WHAT THE EXERCISE ASKS >>
A word-for-word reproduction of the listing is required.

RECORDED DATA >>
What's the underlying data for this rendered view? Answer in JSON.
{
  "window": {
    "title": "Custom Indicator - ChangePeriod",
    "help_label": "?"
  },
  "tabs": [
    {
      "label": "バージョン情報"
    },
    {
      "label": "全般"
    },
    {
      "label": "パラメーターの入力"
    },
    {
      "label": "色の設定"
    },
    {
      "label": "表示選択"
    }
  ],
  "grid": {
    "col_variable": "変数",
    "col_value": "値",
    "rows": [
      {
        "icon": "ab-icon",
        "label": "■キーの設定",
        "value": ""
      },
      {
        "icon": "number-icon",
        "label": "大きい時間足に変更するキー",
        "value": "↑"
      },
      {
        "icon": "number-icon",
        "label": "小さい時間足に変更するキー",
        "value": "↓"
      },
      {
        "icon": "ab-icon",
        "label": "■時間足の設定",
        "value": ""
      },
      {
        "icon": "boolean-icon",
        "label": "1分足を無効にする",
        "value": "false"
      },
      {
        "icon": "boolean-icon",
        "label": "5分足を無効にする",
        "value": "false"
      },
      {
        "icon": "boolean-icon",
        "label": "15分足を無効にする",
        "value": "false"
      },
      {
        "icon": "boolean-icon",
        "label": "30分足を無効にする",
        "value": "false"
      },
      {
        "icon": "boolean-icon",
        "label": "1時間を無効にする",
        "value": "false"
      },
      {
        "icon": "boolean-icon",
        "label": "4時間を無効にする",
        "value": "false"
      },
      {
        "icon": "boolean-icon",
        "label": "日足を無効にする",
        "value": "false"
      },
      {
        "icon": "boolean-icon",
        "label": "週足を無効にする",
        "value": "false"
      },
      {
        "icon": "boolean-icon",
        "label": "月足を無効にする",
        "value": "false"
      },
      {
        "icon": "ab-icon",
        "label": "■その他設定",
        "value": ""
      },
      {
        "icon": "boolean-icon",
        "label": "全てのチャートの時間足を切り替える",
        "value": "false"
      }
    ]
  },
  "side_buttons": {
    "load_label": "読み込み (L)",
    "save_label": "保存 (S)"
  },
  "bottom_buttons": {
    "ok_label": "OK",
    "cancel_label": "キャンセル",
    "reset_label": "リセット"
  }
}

OUTPUT FOR THIS EXERCISE >>
What's the underlying data for this rendered view? Answer in JSON.
{
  "window": {
    "title": "Custom Indicator - ChangePeriod",
    "help_label": "?"
  },
  "tabs": [
    {
      "label": "バージョン情報"
    },
    {
      "label": "全般"
    },
    {
      "label": "パラメーターの入力"
    },
    {
      "label": "色の設定"
    },
    {
      "label": "表示選択"
    }
  ],
  "grid": {
    "col_variable": "変数",
    "col_value": "値",
    "rows": [
      {
        "icon": "ab-icon",
        "label": "■キーの設定",
        "value": ""
      },
      {
        "icon": "number-icon",
        "label": "大きい時間足に変更するキー",
        "value": "↑"
      },
      {
        "icon": "number-icon",
        "label": "小さい時間足に変更するキー",
        "value": "↓"
      },
      {
        "icon": "ab-icon",
        "label": "■時間足の設定",
        "value": ""
      },
      {
        "icon": "boolean-icon",
        "label": "1分足を無効にする",
        "value": "false"
      },
      {
        "icon": "boolean-icon",
        "label": "5分足を無効にする",
        "value": "false"
      },
      {
        "icon": "boolean-icon",
        "label": "15分足を無効にする",
        "value": "false"
      },
      {
        "icon": "boolean-icon",
        "label": "30分足を無効にする",
        "value": "false"
      },
      {
        "icon": "boolean-icon",
        "label": "1時間を無効にする",
        "value": "false"
      },
      {
        "icon": "boolean-icon",
        "label": "4時間を無効にする",
        "value": "false"
      },
      {
        "icon": "boolean-icon",
        "label": "日足を無効にする",
        "value": "false"
      },
      {
        "icon": "boolean-icon",
        "label": "週足を無効にする",
        "value": "false"
      },
      {
        "icon": "boolean-icon",
        "label": "月足を無効にする",
        "value": "false"
      },
      {
        "icon": "ab-icon",
        "label": "■その他設定",
        "value": ""
      },
      {
        "icon": "boolean-icon",
        "label": "全てのチャートの時間足を切り替える",
        "value": "false"
      }
    ]
  },
  "side_buttons": {
    "load_label": "読み込み (L)",
    "save_label": "保存 (S)"
  },
  "bottom_buttons": {
    "ok_label": "OK",
    "cancel_label": "キャンセル",
    "reset_label": "リセット"
  }
}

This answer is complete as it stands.